Number 3: Jeff Cirillo (7.9 bWAR, 6.9 fWAR, 2 seasons as Rockie)
Like Charlie Hayes, Jeff Cirillo spent only two of his 14 year MLB career with the Rockies and he bounced around to a few different teams, particularly after he left the Rockies.
The Rockies acquired Cirillo in Dealin’ Dan O’Dowd’s first offseason as Rockies GM as he was hired in September of ’99 and Cirillo was acquired in December of ’99.
It was a three-team trade that looked like this:
It was O’Dowd’s second trade of the day involving third basemen on our list as someone coming up on our list was traded away on the same day. These would be the Rockies’ last two trades of the 20th century and the Millenium. They were also O’Dowd’s 5th and 6th trades of the offseason (that’s why he was nicknamed Dealin’ Dan).
Cirillo was an All-Star in his first season as Rockie as he also had a great bat for contact and driving in runs. However, he hit for little power.
In 2000, he had 195 hits, 111 runs, 115 RBI, 53 doubles, and a batting average and on-base percentage of .326 and .392. He also walked nearly as often as he struck out (67 walks and only 72 strikeouts). However, with those 115 RBI, he had an astonishingly low 11 home runs and, therefore, a .477 slugging percentage and an OPS+ below league average (99).

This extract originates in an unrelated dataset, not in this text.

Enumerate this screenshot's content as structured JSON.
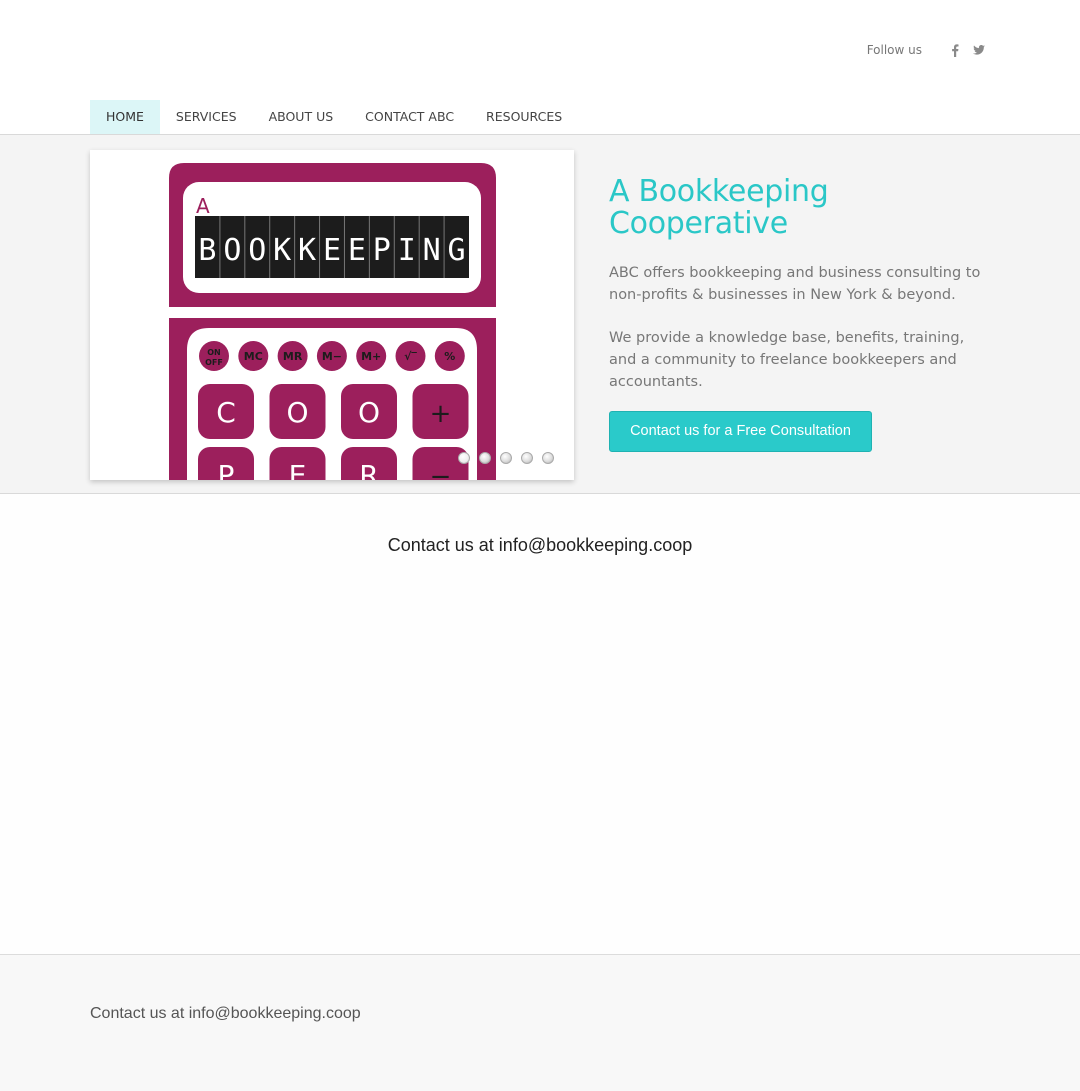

In 2001, he hit .313/.364/.473 with 17 home runs, 83 RBI, 26 doubles, and an OPS+ of 98. His WAR in the two seasons is pretty good because defensively, he was very good. Per FanGraphs, he had 29 TZ (Total Zone rating, which is the predecessor to Defensive Runs Saved, which started to be calculated in 2003) in his two seasons as a Rockie.
That trade and the trade that brought Cirillo to the Rockies will be part of an investigation that we will have here at Rox Pile in the next few days so stay tuned for that soon.